Typhoon "Nesat" made landfall at Su'ao in the northeastern county of Yilan, Taiwan at 11:10 UTC (19:10 local time) on Saturday, July 29, 2017. The typhoon is being followed by Tropical Storm "Haitang," which formed earlier today and is now on its way toward SE Taiwan. Although Nesat is the first typhoon to hit Taiwan this year, this will be the first time in 50 years that Taiwan has been hit by two tropical cyclones simultaneously.
Nesat's maximum sustained winds at the time of landfall were around 130 km/h (81 mph), making it a Category 1 hurricane equivalent on the Saffir-Simpson scale. The system is expected to drop extremely heavy rain to southern Taiwan's Kaohsiung and Pingtung County from Saturday to Sunday, meteorologists warn, and leave Taiwan early Sunday morning (local time), heading toward SE China. Torrential rain is forecast for eastern Taiwan's Yilan, Hualien and Taitung counties, central Taiwan's Taichung, Nantou County and Yunlin County, and Chiayi County and Tainan in southern Taiwan

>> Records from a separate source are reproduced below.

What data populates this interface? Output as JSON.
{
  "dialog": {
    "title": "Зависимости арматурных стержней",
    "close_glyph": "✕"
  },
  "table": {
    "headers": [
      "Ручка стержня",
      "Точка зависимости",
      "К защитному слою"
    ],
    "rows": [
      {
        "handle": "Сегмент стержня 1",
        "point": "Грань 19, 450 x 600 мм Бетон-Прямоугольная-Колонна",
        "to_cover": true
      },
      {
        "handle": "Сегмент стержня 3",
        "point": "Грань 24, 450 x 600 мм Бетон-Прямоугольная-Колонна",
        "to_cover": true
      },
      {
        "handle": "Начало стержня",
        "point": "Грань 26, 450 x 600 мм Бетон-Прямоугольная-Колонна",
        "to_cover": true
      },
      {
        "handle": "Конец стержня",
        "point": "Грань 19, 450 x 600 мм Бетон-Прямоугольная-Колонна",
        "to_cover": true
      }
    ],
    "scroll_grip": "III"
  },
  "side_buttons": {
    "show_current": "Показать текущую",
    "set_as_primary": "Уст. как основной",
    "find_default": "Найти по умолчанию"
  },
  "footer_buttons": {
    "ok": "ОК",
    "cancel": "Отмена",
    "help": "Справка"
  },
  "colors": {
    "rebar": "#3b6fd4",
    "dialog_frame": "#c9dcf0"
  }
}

According to Taiwan's Central Weather Bureau, Nesat had maximum sustained winds of 144 km/h (89 mph) with gusts reaching 180 km/h (112 mph) at 12:00 UTC (20:00 local time), and was gaining strength.
Offices and schools across the island were closed ahead of the storm, and several parts of Taiwan announced continued office and school closures on Sunday. Traffic was severely disrupted, with many international flights canceled or delayed. Around 350 flights were canceled or delayed on Saturday.
Typhoon "Nesat" forecast track by JTWC at 15:00 UTC on July 29, 2017
Nesat is being followed by Tropical Storm "Haitang," which formed earlier Saturday and is moving toward SE Taiwan, the bureau said and issued sea and land warnings for Haitang at 17:30 local time. As of 20:00 local time, the storm was centered 480 km (298 miles) southwest of Eluanbi, the southernmost tip of Taiwan, moving at a speed of 28 km/h (17.4 mph) in a northeasterly direction.
Tropical Storm "Haitang" forecast track by JTWC at 15:00 UTC on July 29, 2017
The storms are creating a "Fujiwhara effect," a term that describes the rotation of two tropical storms or hurricanes around a common center. Under the impact of Haitang, Nesat was moving on a path further north than previously expected, at a slower speed, the bureau said.
Typhoon Nesat and Tropical Storm Haitang creating Fujiwhara effect on July 29, 2017. Image credit: NASA/NOAA Suomi NPP/VIIRS
This will be the first time in 50 years that Taiwan has been hit by two tropical cyclones simultaneously, with sea and land warnings issued for each, Huang Chun-hsi, a section chief of the bureau's forecast department, said.
Afer moving over SE Taiwan, Haitang is expected to weaken and make another landfall over SE China.
Featured image: Typhoon "Nesat" and Tropical Storm "Haitang" on July 29, 2017. Credit: NASA/NOAA Sumi NPP/VIIRS